Todd Schnitt, a conservative, syndicated nationally by Compass Media Networks also takes the approach that talk radio must be mindful of the disparate tastes and opinions out there, regardless of personal political opinion:  “It is crystal clear that we live in a fractured country. It’s also evident that many Americans do not have a grasp of economic policy and just accepted the effective Romney stereotyping cast by the Obama campaign and its surrogates. My job is to entertain and inform at a time where there has been significant ratings erosion in conservative talk radio. With my unique background (18 years in topical morning radio), I am ‘broadcasting’ to all possible listeners instead of ‘narrow-casting’ to a small group. It’s all in delivery and storytelling and in no way do I need to compromise my core principles.”

Noted liberal multi-platform host and author Thom Hartmann of WYD Media adds his take:  “I think we need to do a lot more talking about issues and a lot less ‘your team-my team’ stuff going forward. I regularly have people on from the other side discussing issues on our program and expect to expand that approach, and take it into the realm of issues more than partisan politics.  I think what we’re seeing is the fraying of the Reagan Revolution and a return to the FDR/Eisenhower New Deal era.  The next two years are going to be very interesting – there’s so much that’s going to be coming before Congress and SCOTUS.”

A year and a half ago, moderate conservative talker Jerry Doyle of TRN actually predicted on the air that he thought his fellow conservatives were wrong in thinking it was a foregone conclusion that the country would oust Obama in the next election and in an act of daring radio showmanship stated that if Obama lost the election of 2012 he would quit his job as a talk radio host.  Listen to the clip by clicking the player below.  If you are reading this on a mobile device click here.  As reported yesterday (11/7) in TALKERS he called out many of his fellow conservative colleagues on his show for “cheerleading the tarnished GOP brand.”  This morning he triumphantly tells TALKERS, “Well, well, well. Your mention in TALKERS and my three hour post-election analysis of the tarnished brand of the GOP resulted in the highest number of emails I have received in my eight and a half years on the radio.  They ran about 85/15, positive/negative. I spent the better part of the last two hours responding to them all.  I think there is something very interesting to pursue here.  As for the future of talk radio?  Field of Dreams – If you build it, they will come!”

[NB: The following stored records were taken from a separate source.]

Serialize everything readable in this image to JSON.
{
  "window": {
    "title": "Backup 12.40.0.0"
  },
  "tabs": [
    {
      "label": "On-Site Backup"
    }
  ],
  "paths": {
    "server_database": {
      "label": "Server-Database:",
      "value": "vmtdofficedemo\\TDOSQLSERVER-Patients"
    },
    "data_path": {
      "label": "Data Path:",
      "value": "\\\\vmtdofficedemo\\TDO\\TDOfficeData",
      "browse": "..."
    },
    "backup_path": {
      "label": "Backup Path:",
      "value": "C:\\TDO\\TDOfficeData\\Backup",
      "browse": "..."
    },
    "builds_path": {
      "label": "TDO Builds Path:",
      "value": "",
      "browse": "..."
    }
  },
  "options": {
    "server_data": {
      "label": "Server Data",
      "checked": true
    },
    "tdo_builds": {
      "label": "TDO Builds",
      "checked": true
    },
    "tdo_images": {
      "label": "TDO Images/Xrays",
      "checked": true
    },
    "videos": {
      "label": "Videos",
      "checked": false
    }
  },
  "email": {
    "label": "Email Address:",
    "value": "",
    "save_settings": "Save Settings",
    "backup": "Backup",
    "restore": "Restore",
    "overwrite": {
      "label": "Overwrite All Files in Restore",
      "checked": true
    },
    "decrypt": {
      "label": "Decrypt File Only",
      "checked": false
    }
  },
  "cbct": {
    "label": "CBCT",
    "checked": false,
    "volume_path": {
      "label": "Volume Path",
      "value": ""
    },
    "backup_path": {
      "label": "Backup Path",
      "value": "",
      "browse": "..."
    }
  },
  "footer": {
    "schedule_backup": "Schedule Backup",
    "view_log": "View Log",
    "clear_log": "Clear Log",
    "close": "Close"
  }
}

Noted talk radio impresario Ron Hartenbaum of WYD Media and WYM Media whose stable of talk talent runs the gamut from the far left to the far right sums the discussion up as follows:  “First, the campaign for 2016 has already commenced. On the Republican side – Christie, Bush, Rubio, and Ryan.  Unlike 2012 — an actual intelligent and experienced group of conservative legislators and executives.  On the Democratic side – Biden and Clinton, also intelligent and experienced.  No lack of experience, no lack of brain power in this group on either side…an excellent, positive prognosis for our nation going forward.  Second, the public wants compromise; the public wants their government to move forward and resolve issues.  What the broadcast talk industry needs to deliver every day is an  entertaining discussion about our nation being competitive on a global basis.”  Hartenbaum concludes, “Compromise is not a dirty word. It is a reality word.  If we don’t continue to move forward, by definition we fall behind.”

Kevin Casey is the executive editor of TALKERS magazine.  He can be e-mailed at kevin@talkers.com.

Category: Features